What the exercise asks:
Which lines of the data contain the string "verified"? Copy every one of them.

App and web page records
# # # #

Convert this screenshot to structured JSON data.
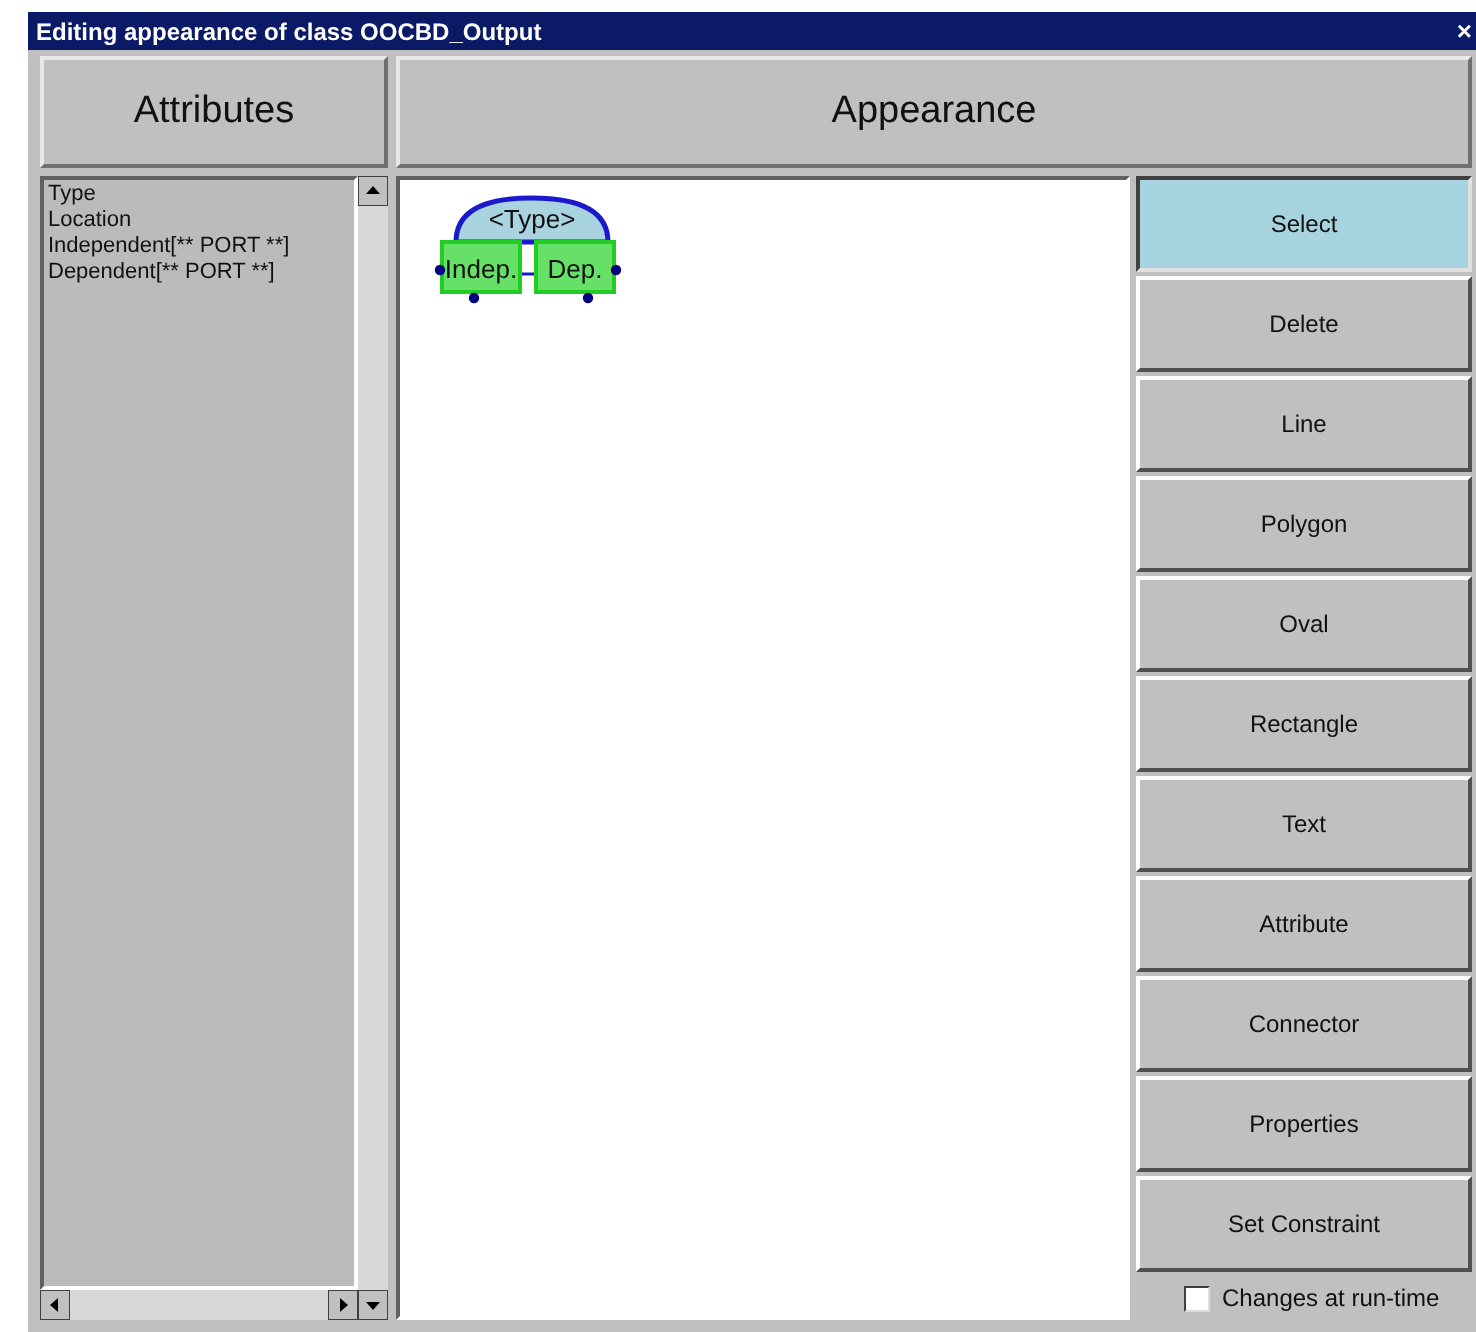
{
  "window": {
    "title": "Editing appearance of class OOCBD_Output",
    "close": "×"
  },
  "headers": {
    "left": "Attributes",
    "right": "Appearance"
  },
  "attributes": [
    "Type",
    "Location",
    "Independent[** PORT **]",
    "Dependent[** PORT **]"
  ],
  "canvas": {
    "type_label": "<Type>",
    "ports": [
      "Indep.",
      "Dep."
    ]
  },
  "tools": [
    {
      "label": "Select",
      "selected": true
    },
    {
      "label": "Delete",
      "selected": false
    },
    {
      "label": "Line",
      "selected": false
    },
    {
      "label": "Polygon",
      "selected": false
    },
    {
      "label": "Oval",
      "selected": false
    },
    {
      "label": "Rectangle",
      "selected": false
    },
    {
      "label": "Text",
      "selected": false
    },
    {
      "label": "Attribute",
      "selected": false
    },
    {
      "label": "Connector",
      "selected": false
    },
    {
      "label": "Properties",
      "selected": false
    },
    {
      "label": "Set Constraint",
      "selected": false
    }
  ],
  "runtime": {
    "label": "Changes at run-time",
    "checked": false
  }
}
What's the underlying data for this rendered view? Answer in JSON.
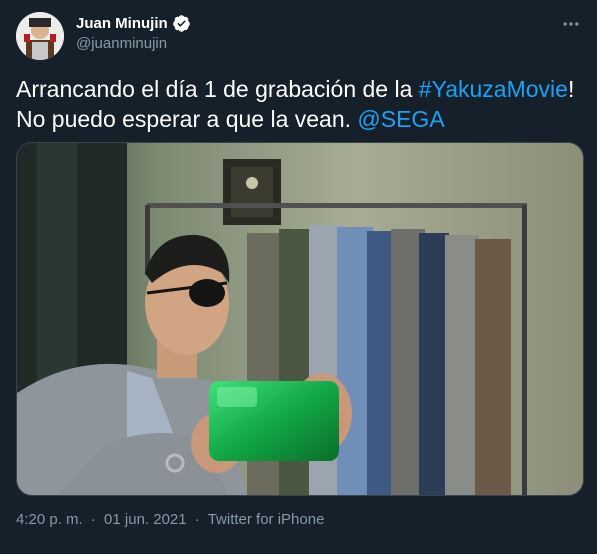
{
  "author": {
    "display_name": "Juan Minujin",
    "handle": "@juanminujin",
    "verified": true
  },
  "icons": {
    "verified": "verified-badge-icon",
    "more": "more-options-icon"
  },
  "tweet": {
    "line1_prefix": "Arrancando el día 1 de grabación de la ",
    "hashtag": "#YakuzaMovie",
    "line1_suffix": "!",
    "line2_prefix": "No puedo esperar a que la vean. ",
    "mention": "@SEGA"
  },
  "footer": {
    "time": "4:20 p. m.",
    "separator1": "·",
    "date": "01 jun. 2021",
    "separator2": "·",
    "client": "Twitter for iPhone"
  },
  "colors": {
    "background": "#15202b",
    "link": "#1da1f2",
    "secondary_text": "#8899a6",
    "verified": "#ffffff"
  }
}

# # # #

The completed task:
    "verified": true
    "verified": "verified-badge-icon",
    "verified": "#ffffff"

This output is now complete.